The author had just attended a performance of madrigals by an unspecified composer, that broke all kinds of rules that had been observed for hundreds of years. He considered it absolutely preposterous to have been subjected to such ‘shocking sounds’ that he considered ‘harsh and little pleasing to the ear.’
His letter got a lot of attention, but a mixed reaction. There were some who shared his opinion, especially if it had to do with religious music, where the main goal was to awe the listener as a way of glorifying God, and inspiring worship. But many others felt equally strongly, that life itself is messy and convoluted and music should be able to communicate all kinds of human experiences and emotions, a hallmark of Baroque Music.
The debate was fast and furious, and it took a while for the composer of the original madrigals to gather enough support and courage to step forward to take ownership and responsibility. But in 1607, Claudio Monteverdi did exactly that, saying that his compositional style was intentional, and created to ‘satisfy both the mind, and the senses.’ Monteverdi described the old style as one that focused on a perfection of harmony, whereas the new style centred on melody, and ‘makes words the mistress of harmony.’
Though Monteverdi’s use of dissonance might seem somewhat tame to 21st century ears, his was a novel approach at the time.

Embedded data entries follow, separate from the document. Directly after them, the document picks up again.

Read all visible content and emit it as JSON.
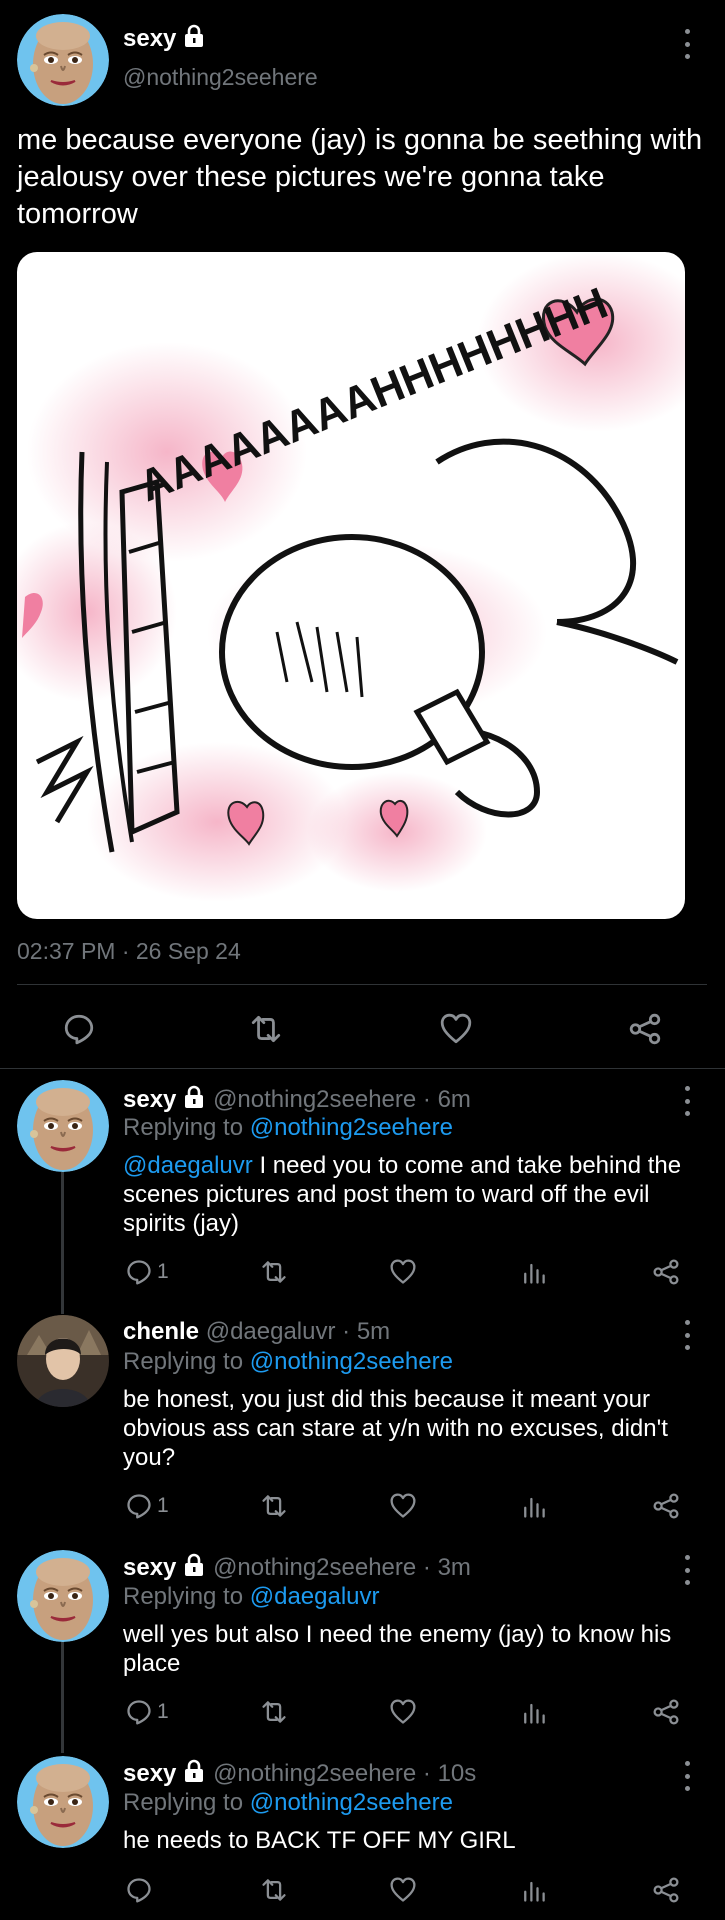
{
  "main_tweet": {
    "display_name": "sexy",
    "handle": "@nothing2seehere",
    "text": "me because everyone (jay) is gonna be seething with jealousy over these pictures we're gonna take tomorrow",
    "image_text": "AAAAAAAAHHHHHHHH",
    "timestamp": "02:37 PM · 26 Sep 24"
  },
  "replies": [
    {
      "display_name": "sexy",
      "handle": "@nothing2seehere",
      "time": "· 6m",
      "replying_label": "Replying to",
      "replying_to": "@nothing2seehere",
      "mention": "@daegaluvr",
      "text": " I need you to come and take behind the scenes pictures and post them to ward off the evil spirits (jay)",
      "reply_count": "1"
    },
    {
      "display_name": "chenle",
      "handle": "@daegaluvr",
      "time": "· 5m",
      "replying_label": "Replying to",
      "replying_to": "@nothing2seehere",
      "text": "be honest, you just did this because it meant your obvious ass can stare at y/n with no excuses, didn't you?",
      "reply_count": "1"
    },
    {
      "display_name": "sexy",
      "handle": "@nothing2seehere",
      "time": "· 3m",
      "replying_label": "Replying to",
      "replying_to": "@daegaluvr",
      "text": "well yes but also I need the enemy (jay) to know his place",
      "reply_count": "1"
    },
    {
      "display_name": "sexy",
      "handle": "@nothing2seehere",
      "time": "· 10s",
      "replying_label": "Replying to",
      "replying_to": "@nothing2seehere",
      "text": "he needs to BACK TF OFF MY GIRL"
    }
  ],
  "colors": {
    "background": "#000000",
    "text": "#e7e9ea",
    "muted": "#71767b",
    "link": "#1d9bf0"
  },
  "icons": [
    "reply-icon",
    "retweet-icon",
    "like-icon",
    "views-icon",
    "share-icon",
    "lock-icon",
    "more-icon"
  ]
}
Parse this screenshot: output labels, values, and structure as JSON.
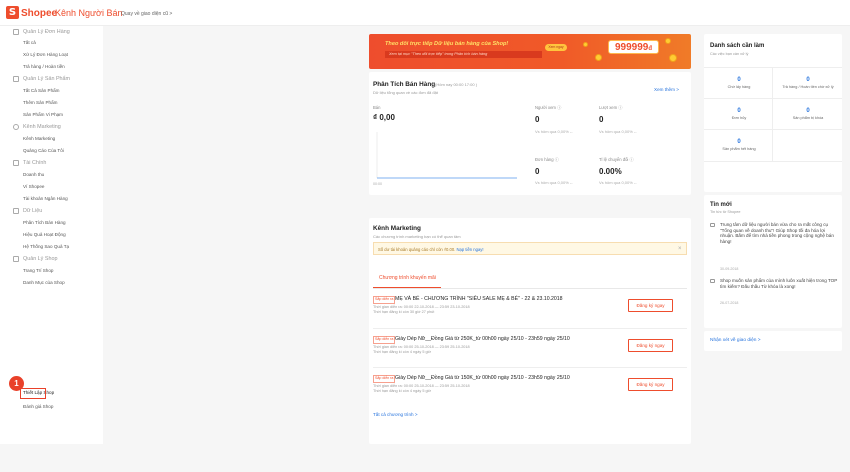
{
  "header": {
    "logo_glyph": "S",
    "brand": "Shopee",
    "subtitle": "Kênh Người Bán",
    "old_ui_link": "Quay về giao diện cũ >"
  },
  "sidebar": {
    "groups": [
      {
        "icon": "order-icon",
        "label": "Quản Lý Đơn Hàng",
        "items": [
          "Tất cả",
          "Xử Lý Đơn Hàng Loạt",
          "Trả hàng / Hoàn tiền"
        ]
      },
      {
        "icon": "product-icon",
        "label": "Quản Lý Sản Phẩm",
        "items": [
          "Tất Cả Sản Phẩm",
          "Thêm Sản Phẩm",
          "Sản Phẩm Vi Phạm"
        ]
      },
      {
        "icon": "marketing-icon",
        "label": "Kênh Marketing",
        "items": [
          "Kênh Marketing",
          "Quảng Cáo Của Tôi"
        ]
      },
      {
        "icon": "finance-icon",
        "label": "Tài Chính",
        "items": [
          "Doanh thu",
          "Ví Shopee",
          "Tài khoản Ngân Hàng"
        ]
      },
      {
        "icon": "data-icon",
        "label": "Dữ Liệu",
        "items": [
          "Phân Tích Bán Hàng",
          "Hiệu Quả Hoạt Động",
          "Hệ Thống Sao Quả Tạ"
        ]
      },
      {
        "icon": "shop-icon",
        "label": "Quản Lý Shop",
        "items": [
          "Trang Trí Shop",
          "Danh Mục của Shop",
          "Thiết Lập Shop",
          "Đánh giá Shop"
        ]
      }
    ],
    "step_badge": "1"
  },
  "banner": {
    "line1": "Theo dõi trực tiếp Dữ liệu bán hàng của Shop!",
    "line2": "Xem tại mục \"Theo dõi trực tiếp\" trong Phân tích bán hàng",
    "button": "Xem ngay",
    "number": "999999",
    "number_suffix": "đ"
  },
  "analysis": {
    "title": "Phân Tích Bán Hàng",
    "updated": "(Hôm nay 00:00 17:00 )",
    "subtitle": "Dữ liệu tổng quan về các đơn đã đặt",
    "more": "Xem thêm >",
    "sales_label": "Bán",
    "sales_value": "₫ 0,00",
    "chart_time": "00:00",
    "metrics": [
      {
        "label": "Người xem ⓘ",
        "value": "0",
        "compare": "Vs hôm qua 0,00% --"
      },
      {
        "label": "Lượt xem ⓘ",
        "value": "0",
        "compare": "Vs hôm qua 0,00% --"
      },
      {
        "label": "Đơn hàng ⓘ",
        "value": "0",
        "compare": "Vs hôm qua 0,00% --"
      },
      {
        "label": "Tỉ lệ chuyển đổi ⓘ",
        "value": "0.00%",
        "compare": "Vs hôm qua 0,00% --"
      }
    ]
  },
  "marketing": {
    "title": "Kênh Marketing",
    "subtitle": "Các chương trình marketing bạn có thể quan tâm",
    "notice": "Số dư tài khoản quảng cáo chỉ còn ₫0.00.",
    "notice_link": "Nạp tiền ngay!",
    "close": "×",
    "tab": "Chương trình khuyến mãi",
    "programs": [
      {
        "tag": "Sắp diễn ra",
        "title": "MẸ VÀ BÉ - CHƯƠNG TRÌNH \"SIÊU SALE MẸ & BÉ\" - 22 & 23.10.2018",
        "time": "Thời gian diễn ra: 00:00 22-10-2018 — 23:59 23-10-2018",
        "deadline": "Thời hạn đăng kí còn 30 giờ 27 phút",
        "button": "Đăng ký ngay"
      },
      {
        "tag": "Sắp diễn ra",
        "title": "Giày Dép Nữ__Đồng Giá từ 250K_từ 00h00 ngày 25/10 - 23h59 ngày 25/10",
        "time": "Thời gian diễn ra: 00:00 25-10-2018 — 23:59 25-10-2018",
        "deadline": "Thời hạn đăng kí còn 4 ngày 5 giờ",
        "button": "Đăng ký ngay"
      },
      {
        "tag": "Sắp diễn ra",
        "title": "Giày Dép Nữ__Đồng Giá từ 150K_từ 00h00 ngày 25/10 - 23h59 ngày 25/10",
        "time": "Thời gian diễn ra: 00:00 25-10-2018 — 23:59 25-10-2018",
        "deadline": "Thời hạn đăng kí còn 4 ngày 5 giờ",
        "button": "Đăng ký ngay"
      }
    ],
    "all_link": "Tất cả chương trình >"
  },
  "todo": {
    "title": "Danh sách cần làm",
    "subtitle": "Các việc bạn cần xử lý",
    "cells": [
      {
        "n": "0",
        "label": "Chờ lấy hàng"
      },
      {
        "n": "0",
        "label": "Trả hàng / Hoàn tiền chờ xử lý"
      },
      {
        "n": "0",
        "label": "Đơn hủy"
      },
      {
        "n": "0",
        "label": "Sản phẩm bị khóa"
      },
      {
        "n": "0",
        "label": "Sản phẩm hết hàng"
      }
    ]
  },
  "news": {
    "title": "Tin mới",
    "subtitle": "Tin tức từ Shopee",
    "items": [
      {
        "text": "Trung tâm dữ liệu người bán vừa cho ra mắt công cụ \"Tổng quan về doanh thu\"! Giúp Shop tối đa hóa lợi nhuận. Bấm để tìm nhà tiền phong trong cộng nghệ bán hàng!",
        "date": "30-09-2018"
      },
      {
        "text": "Shop muốn sản phẩm của mình luôn xuất hiện trong TOP tìm kiếm? Đấu thầu Từ khóa là xong!",
        "date": "26-07-2018"
      }
    ]
  },
  "feedback": {
    "label": "Nhận xét về giao diện >"
  },
  "colors": {
    "brand": "#ee4d2d",
    "link": "#2673dd",
    "chart_line": "#7fb2f0"
  }
}
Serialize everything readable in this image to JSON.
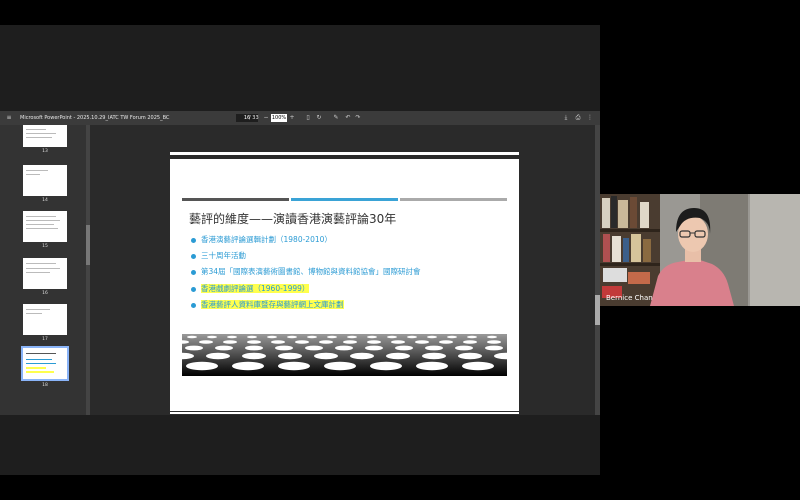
{
  "viewer": {
    "title": "Microsoft PowerPoint - 2025.10.29_IATC TW Forum 2025_BC",
    "page_current": "16",
    "page_total": "/ 33",
    "zoom": "100%"
  },
  "thumbnails": [
    {
      "number": "13"
    },
    {
      "number": "14"
    },
    {
      "number": "15"
    },
    {
      "number": "16"
    },
    {
      "number": "17"
    },
    {
      "number": "18"
    }
  ],
  "slide": {
    "title": "藝評的維度——演讀香港演藝評論30年",
    "bullets": [
      {
        "text": "香港演藝評論選輯計劃（1980-2010）",
        "highlight": false
      },
      {
        "text": "三十周年活動",
        "highlight": false
      },
      {
        "text": "第34屆「國際表演藝術圖書館、博物館與資料館協會」國際研討會",
        "highlight": false
      },
      {
        "text": "香港戲劇評論選（1960-1999）",
        "highlight": true
      },
      {
        "text": "香港藝評人資料庫暨存與藝評網上文庫計劃",
        "highlight": true
      }
    ],
    "title_bar_colors": [
      "#555555",
      "#3aa3d6",
      "#aaaaaa"
    ]
  },
  "participant": {
    "name": "Bernice Chan"
  }
}
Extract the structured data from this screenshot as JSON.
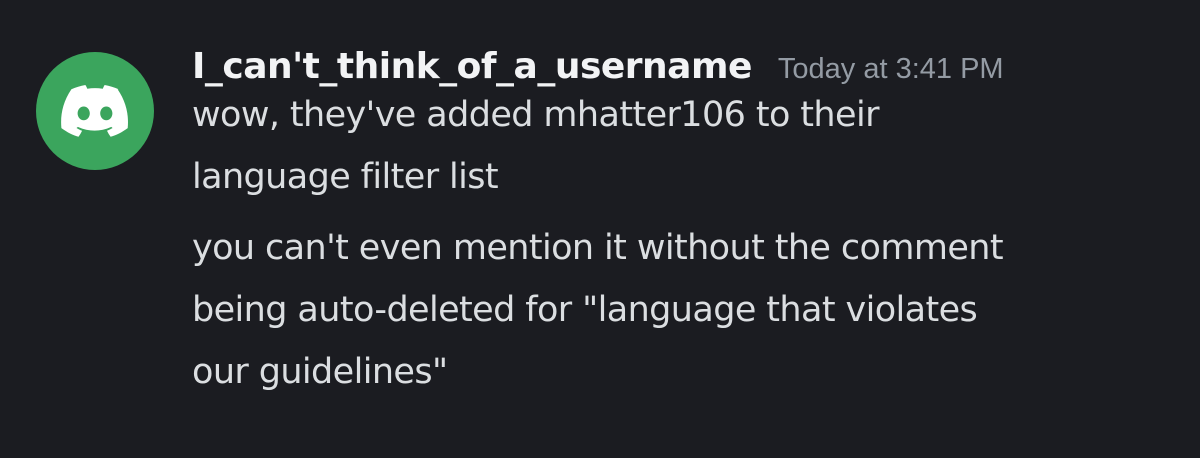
{
  "message": {
    "author": "I_can't_think_of_a_username",
    "timestamp": "Today at 3:41 PM",
    "avatar_icon": "discord-logo-icon",
    "avatar_color": "#3ba55d",
    "paragraphs": [
      {
        "lines": [
          "wow, they've added mhatter106 to their",
          "language filter list"
        ]
      },
      {
        "lines": [
          "you can't even mention it without the comment",
          "being auto-deleted for \"language that violates",
          "our guidelines\""
        ]
      }
    ]
  }
}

It established a clear perception of ‘melody’ vs ‘accompaniment’ that in Monteverdi’s words ‘built upon the foundation of truth.’ This approach has opened the door for an ever-richer harmonic language and palette, that has only continued to expand in music of all types over the last 400 years.